Exercise brief
If a line of the records contains the string "user", copy it out.

Records for the exercise
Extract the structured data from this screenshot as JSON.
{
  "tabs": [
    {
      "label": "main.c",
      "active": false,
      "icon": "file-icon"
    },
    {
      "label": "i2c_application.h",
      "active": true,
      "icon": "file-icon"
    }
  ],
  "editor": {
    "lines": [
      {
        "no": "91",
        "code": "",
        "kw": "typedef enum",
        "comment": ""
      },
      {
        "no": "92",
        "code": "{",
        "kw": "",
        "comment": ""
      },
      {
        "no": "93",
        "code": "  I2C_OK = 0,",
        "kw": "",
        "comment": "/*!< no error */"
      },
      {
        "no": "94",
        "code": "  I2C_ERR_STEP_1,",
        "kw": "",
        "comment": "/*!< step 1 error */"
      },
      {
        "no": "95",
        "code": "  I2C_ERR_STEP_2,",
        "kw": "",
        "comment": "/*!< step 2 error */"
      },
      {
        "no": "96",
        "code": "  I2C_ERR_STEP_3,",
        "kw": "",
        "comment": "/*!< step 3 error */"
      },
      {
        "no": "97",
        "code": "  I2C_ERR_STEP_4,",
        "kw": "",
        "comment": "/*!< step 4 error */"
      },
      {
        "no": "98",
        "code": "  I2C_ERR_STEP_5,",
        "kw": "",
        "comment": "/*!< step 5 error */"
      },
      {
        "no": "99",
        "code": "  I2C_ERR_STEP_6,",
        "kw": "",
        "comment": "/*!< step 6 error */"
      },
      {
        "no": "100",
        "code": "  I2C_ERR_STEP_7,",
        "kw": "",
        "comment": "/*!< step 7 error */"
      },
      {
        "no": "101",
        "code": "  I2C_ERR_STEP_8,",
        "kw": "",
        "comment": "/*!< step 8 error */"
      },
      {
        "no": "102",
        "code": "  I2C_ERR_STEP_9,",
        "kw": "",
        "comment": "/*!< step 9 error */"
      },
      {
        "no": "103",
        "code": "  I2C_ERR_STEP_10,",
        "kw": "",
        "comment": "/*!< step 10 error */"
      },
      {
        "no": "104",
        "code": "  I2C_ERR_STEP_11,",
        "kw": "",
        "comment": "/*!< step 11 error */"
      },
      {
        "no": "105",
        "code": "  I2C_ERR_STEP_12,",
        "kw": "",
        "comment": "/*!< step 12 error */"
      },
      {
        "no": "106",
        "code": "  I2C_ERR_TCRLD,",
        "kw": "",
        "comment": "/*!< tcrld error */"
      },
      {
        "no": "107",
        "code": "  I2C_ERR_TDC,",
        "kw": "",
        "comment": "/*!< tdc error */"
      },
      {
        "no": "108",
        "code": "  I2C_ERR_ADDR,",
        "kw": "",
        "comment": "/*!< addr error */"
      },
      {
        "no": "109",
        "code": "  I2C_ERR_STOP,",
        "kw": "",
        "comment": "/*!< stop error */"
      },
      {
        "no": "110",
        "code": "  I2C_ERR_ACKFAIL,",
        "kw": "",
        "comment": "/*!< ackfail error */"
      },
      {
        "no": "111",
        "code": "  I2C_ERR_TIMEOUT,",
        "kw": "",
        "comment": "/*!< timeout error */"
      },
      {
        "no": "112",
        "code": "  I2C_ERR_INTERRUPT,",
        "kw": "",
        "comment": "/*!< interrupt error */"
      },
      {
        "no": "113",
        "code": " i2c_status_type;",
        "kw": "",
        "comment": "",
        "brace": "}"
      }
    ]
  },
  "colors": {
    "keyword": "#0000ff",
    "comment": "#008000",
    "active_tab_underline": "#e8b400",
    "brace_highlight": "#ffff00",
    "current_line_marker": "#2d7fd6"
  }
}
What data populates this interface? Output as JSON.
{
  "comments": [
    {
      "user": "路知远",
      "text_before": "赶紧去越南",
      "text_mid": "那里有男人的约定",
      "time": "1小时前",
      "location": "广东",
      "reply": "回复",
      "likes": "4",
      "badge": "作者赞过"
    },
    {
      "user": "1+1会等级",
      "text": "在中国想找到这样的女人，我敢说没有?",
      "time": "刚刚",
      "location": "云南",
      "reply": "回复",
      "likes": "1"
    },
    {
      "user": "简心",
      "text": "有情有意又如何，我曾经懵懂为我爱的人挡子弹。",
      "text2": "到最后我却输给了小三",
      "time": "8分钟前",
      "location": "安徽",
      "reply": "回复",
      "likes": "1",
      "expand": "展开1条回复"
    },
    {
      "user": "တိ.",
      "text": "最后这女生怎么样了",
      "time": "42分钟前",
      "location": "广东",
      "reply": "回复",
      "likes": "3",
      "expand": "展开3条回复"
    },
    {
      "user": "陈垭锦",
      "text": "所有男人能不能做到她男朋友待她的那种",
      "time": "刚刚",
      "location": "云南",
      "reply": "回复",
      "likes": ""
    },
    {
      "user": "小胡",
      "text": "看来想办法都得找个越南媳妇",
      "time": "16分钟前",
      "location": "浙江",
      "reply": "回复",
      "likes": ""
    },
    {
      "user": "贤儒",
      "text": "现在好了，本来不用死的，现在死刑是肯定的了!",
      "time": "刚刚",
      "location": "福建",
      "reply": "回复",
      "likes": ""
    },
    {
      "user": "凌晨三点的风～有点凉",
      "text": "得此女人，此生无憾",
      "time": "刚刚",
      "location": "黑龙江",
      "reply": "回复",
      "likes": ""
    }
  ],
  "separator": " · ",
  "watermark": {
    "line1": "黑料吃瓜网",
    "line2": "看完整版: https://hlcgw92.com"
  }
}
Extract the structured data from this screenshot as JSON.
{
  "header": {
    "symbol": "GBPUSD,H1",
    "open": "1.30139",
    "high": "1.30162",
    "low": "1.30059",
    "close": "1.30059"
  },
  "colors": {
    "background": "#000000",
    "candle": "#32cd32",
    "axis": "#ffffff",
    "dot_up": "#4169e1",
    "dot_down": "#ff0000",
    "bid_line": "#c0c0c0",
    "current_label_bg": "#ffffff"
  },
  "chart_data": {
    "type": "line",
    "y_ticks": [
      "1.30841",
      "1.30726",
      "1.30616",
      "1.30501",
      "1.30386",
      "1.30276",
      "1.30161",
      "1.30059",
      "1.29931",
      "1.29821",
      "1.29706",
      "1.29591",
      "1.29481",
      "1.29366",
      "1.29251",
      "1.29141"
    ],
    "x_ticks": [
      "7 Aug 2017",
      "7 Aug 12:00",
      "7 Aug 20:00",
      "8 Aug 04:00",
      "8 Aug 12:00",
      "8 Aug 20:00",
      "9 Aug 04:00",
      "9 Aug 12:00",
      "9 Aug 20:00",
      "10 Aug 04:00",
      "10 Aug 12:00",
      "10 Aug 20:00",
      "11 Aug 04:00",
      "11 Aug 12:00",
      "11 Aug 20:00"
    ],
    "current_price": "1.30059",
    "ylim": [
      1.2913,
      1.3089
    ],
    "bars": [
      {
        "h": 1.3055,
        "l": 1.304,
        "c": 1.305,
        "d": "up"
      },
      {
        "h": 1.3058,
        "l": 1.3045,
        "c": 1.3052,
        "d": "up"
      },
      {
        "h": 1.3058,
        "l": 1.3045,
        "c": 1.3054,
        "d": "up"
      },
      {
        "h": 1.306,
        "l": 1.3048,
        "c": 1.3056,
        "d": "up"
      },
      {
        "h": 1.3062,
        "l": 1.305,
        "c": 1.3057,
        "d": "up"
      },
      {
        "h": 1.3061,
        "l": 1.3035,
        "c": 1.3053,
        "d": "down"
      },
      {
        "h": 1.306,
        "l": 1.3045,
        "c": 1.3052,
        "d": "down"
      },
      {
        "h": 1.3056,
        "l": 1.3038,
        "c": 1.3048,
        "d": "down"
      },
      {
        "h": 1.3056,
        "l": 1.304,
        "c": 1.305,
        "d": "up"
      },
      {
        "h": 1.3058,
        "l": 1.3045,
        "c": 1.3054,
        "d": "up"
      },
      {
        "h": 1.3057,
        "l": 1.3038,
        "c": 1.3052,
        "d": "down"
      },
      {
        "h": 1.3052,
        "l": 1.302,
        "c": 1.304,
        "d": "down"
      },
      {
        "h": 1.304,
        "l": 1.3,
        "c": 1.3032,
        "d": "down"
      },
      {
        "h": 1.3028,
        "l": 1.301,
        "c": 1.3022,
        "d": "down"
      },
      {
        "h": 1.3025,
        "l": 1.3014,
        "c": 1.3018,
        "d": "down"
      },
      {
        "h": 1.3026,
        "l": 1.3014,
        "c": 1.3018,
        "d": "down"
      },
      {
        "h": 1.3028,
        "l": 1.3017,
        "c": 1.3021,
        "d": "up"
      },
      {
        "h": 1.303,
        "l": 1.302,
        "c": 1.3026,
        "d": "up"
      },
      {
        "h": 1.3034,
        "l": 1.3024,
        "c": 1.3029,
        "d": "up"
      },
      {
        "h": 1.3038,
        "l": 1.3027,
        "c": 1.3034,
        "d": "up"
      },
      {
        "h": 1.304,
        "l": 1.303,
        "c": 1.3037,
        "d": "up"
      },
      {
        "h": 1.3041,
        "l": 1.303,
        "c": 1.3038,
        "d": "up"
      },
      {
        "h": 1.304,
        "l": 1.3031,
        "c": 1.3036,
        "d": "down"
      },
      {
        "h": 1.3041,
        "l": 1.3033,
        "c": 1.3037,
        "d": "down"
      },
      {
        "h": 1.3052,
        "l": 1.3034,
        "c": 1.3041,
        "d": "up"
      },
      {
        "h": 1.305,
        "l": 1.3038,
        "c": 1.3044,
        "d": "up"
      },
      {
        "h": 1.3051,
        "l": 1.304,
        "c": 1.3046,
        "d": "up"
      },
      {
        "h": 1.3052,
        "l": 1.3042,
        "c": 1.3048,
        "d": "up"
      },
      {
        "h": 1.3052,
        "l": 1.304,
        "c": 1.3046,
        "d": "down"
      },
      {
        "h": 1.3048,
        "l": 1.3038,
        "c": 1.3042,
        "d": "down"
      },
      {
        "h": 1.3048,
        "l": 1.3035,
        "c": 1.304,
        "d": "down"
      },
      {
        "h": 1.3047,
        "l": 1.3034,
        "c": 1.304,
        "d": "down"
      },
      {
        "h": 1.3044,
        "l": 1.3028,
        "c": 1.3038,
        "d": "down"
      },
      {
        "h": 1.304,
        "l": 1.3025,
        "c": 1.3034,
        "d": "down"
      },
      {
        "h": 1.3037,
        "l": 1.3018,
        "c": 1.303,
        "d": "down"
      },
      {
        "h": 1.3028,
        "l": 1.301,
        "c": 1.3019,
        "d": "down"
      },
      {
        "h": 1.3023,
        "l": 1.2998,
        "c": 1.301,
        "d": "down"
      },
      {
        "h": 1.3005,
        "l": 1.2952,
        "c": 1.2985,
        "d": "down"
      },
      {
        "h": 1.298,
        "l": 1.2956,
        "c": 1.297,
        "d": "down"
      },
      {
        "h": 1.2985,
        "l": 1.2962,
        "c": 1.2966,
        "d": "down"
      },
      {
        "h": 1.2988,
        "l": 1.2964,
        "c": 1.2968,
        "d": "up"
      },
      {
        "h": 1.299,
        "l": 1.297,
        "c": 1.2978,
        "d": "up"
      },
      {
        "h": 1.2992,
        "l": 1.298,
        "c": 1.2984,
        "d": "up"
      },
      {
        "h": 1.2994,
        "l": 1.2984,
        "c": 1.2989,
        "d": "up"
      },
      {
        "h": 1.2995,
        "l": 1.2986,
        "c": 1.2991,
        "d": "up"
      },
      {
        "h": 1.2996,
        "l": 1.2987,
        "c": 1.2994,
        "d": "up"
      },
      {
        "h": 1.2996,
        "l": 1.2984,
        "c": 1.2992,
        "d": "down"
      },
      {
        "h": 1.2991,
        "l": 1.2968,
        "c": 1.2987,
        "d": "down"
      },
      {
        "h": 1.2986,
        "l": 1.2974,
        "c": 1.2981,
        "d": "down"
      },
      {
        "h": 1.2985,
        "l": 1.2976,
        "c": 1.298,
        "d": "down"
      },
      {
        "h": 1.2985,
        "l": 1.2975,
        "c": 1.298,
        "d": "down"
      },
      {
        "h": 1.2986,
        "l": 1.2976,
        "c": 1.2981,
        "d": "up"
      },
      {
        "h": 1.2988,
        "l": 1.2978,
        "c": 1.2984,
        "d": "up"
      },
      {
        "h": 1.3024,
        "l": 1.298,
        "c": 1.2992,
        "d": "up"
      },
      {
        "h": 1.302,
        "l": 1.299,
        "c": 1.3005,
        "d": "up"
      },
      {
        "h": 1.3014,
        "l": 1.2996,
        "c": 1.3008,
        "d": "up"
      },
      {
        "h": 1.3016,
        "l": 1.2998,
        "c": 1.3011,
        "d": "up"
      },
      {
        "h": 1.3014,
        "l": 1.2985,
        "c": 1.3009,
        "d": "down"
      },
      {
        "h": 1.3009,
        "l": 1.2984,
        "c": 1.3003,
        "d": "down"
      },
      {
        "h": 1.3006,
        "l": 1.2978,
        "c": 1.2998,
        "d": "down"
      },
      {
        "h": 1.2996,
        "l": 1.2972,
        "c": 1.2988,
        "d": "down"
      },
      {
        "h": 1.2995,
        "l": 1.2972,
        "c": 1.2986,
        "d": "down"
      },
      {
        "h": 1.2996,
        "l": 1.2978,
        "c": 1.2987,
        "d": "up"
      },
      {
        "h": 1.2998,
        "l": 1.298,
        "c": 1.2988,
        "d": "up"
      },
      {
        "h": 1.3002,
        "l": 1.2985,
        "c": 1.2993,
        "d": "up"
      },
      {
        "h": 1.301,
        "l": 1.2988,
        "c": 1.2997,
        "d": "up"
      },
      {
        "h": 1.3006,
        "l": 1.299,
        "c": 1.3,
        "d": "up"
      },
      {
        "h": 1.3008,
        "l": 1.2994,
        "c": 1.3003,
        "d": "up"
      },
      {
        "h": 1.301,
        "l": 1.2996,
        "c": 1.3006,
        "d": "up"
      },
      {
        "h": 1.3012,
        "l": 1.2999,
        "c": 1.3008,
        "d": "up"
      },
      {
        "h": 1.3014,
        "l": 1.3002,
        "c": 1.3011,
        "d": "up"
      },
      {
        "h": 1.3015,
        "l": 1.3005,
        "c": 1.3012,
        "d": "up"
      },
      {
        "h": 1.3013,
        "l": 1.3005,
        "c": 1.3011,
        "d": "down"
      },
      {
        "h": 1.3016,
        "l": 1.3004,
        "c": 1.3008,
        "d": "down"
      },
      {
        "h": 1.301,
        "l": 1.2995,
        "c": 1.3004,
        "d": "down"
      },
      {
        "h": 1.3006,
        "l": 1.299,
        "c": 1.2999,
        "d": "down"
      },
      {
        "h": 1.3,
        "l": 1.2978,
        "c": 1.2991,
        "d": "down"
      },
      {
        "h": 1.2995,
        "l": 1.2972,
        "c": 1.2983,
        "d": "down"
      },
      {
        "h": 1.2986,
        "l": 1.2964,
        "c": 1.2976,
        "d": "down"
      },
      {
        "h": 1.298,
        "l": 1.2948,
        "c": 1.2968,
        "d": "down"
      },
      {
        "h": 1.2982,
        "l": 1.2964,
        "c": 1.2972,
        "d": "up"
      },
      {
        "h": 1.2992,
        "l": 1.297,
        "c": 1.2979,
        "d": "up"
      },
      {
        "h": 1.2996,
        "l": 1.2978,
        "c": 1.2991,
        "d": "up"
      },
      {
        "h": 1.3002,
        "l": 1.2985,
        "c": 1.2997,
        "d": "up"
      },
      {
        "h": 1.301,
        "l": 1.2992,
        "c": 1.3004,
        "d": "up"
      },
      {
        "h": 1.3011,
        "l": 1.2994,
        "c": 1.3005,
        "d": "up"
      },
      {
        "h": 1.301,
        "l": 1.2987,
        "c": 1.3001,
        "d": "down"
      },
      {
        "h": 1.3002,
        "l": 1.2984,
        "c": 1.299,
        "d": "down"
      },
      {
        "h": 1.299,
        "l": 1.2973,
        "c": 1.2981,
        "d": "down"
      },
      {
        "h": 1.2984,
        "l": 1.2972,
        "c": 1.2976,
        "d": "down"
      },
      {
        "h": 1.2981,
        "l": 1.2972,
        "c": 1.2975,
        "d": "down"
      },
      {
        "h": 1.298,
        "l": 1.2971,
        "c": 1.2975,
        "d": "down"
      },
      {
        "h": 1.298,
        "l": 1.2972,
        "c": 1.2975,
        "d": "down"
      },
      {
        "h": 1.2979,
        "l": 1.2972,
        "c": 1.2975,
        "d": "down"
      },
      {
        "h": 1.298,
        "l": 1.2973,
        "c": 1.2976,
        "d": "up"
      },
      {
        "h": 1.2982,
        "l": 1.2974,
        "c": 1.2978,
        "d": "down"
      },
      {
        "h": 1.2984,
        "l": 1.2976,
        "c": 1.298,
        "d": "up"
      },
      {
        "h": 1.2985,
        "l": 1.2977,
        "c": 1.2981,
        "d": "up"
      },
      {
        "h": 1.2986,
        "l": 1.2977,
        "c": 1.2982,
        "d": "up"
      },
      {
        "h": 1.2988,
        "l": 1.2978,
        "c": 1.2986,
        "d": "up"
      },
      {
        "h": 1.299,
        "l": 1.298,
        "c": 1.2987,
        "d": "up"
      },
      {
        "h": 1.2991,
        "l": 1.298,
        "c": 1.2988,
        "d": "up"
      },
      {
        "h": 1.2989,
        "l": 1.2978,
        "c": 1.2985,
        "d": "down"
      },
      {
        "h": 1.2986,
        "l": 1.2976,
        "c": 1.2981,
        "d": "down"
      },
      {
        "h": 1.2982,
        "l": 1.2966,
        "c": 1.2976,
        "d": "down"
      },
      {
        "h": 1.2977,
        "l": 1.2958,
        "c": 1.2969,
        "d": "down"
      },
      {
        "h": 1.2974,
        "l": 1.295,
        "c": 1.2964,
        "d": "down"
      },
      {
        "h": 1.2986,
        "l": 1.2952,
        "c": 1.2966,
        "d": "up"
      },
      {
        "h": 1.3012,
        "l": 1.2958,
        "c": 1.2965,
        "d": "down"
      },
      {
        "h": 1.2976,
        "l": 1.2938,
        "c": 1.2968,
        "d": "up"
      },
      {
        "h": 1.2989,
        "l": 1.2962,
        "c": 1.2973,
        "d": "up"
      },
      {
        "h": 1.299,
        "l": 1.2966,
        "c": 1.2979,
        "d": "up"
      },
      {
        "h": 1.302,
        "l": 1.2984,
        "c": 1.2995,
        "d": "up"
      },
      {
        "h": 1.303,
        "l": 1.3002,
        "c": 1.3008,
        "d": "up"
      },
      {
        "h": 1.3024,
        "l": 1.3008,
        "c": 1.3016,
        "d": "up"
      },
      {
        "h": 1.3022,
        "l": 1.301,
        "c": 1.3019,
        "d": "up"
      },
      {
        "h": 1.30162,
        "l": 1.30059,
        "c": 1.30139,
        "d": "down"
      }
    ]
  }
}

Reply
      "user": "路知远",
      "user": "1+1会等级",
      "user": "简心",
      "user": "တိ.",
      "user": "陈垭锦",
      "user": "小胡",
      "user": "贤儒",
      "user": "凌晨三点的风～有点凉",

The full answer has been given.